Costa, P., Fernandez-Oliva, M., Sanchez-Garcia, E., & Sander, W. (2014). The Highly Reactive Benzhydryl Cation Isolated and Stabilized in Water Ice. Journal of the American Chemical Society, 136(44), 15625-15630. doi:10.1021/ja507894x.


Zitierlink: http://hdl.handle.net/11858/00-001M-0000-0024-A682-6
Zusammenfassung
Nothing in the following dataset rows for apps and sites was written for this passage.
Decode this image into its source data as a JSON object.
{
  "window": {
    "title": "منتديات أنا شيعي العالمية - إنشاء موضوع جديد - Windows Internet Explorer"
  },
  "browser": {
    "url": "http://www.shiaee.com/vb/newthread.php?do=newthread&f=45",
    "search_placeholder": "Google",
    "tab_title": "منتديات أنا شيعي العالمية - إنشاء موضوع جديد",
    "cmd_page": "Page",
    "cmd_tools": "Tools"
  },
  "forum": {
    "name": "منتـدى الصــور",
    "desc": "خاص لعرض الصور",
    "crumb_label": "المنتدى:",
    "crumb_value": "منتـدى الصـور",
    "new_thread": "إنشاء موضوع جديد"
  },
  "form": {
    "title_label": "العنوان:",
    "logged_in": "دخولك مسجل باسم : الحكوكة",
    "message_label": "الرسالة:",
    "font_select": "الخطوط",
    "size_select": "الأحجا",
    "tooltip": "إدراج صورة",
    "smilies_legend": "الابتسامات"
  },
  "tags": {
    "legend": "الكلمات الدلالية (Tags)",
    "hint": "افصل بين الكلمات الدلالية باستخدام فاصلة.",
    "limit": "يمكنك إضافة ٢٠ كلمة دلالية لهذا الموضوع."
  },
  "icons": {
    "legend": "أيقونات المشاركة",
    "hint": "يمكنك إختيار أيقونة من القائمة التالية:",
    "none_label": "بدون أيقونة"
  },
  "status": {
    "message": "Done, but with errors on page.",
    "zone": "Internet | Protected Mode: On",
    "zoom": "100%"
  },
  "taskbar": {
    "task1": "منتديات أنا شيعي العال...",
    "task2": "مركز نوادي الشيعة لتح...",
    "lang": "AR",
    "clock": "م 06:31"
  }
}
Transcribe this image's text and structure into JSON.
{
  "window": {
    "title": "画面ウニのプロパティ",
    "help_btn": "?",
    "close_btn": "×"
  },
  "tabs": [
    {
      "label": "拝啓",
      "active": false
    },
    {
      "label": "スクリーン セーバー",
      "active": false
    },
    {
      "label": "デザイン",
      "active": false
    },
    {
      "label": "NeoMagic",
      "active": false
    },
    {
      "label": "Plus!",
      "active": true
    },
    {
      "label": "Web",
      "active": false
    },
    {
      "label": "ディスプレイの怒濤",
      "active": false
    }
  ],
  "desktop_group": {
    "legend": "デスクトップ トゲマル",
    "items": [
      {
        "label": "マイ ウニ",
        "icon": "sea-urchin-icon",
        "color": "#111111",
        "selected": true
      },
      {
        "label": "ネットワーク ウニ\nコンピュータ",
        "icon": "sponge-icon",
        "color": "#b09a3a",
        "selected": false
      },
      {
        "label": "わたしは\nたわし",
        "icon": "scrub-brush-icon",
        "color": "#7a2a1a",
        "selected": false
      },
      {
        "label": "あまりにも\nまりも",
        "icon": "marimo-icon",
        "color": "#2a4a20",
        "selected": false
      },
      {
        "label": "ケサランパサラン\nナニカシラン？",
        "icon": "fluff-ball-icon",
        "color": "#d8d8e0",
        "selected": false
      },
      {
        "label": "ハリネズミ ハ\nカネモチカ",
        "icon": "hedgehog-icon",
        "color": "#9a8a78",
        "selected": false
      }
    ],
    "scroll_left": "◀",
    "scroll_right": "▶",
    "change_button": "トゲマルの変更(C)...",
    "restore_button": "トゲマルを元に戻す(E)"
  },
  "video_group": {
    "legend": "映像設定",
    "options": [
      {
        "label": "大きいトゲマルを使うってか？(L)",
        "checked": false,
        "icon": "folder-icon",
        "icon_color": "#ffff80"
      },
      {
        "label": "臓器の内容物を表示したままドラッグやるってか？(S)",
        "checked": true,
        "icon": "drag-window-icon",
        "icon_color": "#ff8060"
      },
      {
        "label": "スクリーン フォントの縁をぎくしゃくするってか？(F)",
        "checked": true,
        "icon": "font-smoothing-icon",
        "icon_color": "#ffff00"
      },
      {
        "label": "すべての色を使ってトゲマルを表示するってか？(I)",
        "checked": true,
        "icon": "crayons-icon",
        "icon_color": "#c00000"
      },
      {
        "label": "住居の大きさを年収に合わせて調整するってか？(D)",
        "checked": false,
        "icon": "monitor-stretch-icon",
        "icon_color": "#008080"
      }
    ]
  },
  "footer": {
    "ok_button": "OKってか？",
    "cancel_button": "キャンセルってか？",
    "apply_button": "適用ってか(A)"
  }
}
Diphenylcarbene (DPC) shows a triplet ground-state lying approximately 3 kcal/mol below the lowest singlet state. Under the conditions of matrix isolation at 25 K, DPC reacts with single water molecules embedded in solid argon and switches its ground state from triplet to singlet by forming a strong hydrogen bond. The complex between DPC and water is only metastable, and even at 3 K the carbene center slowly inserts into the OH bond of water to form benzhydryl alcohol via quantum chemical tunneling. Surprisingly, if DPC is generated in amorphous water ice at 3 K, it is protonated instantaneously to give the benzhydryl cation. Under these conditions, the benzhydryl cation is stable, and warming to temperatures above 50 K is required to produce benzhydryl alcohol. Thus, for the first time, a highly electrophilic and extremely reactive secondary carbenium ion can be isolated in a neutral, nucleophilic environment avoiding superacidic conditions.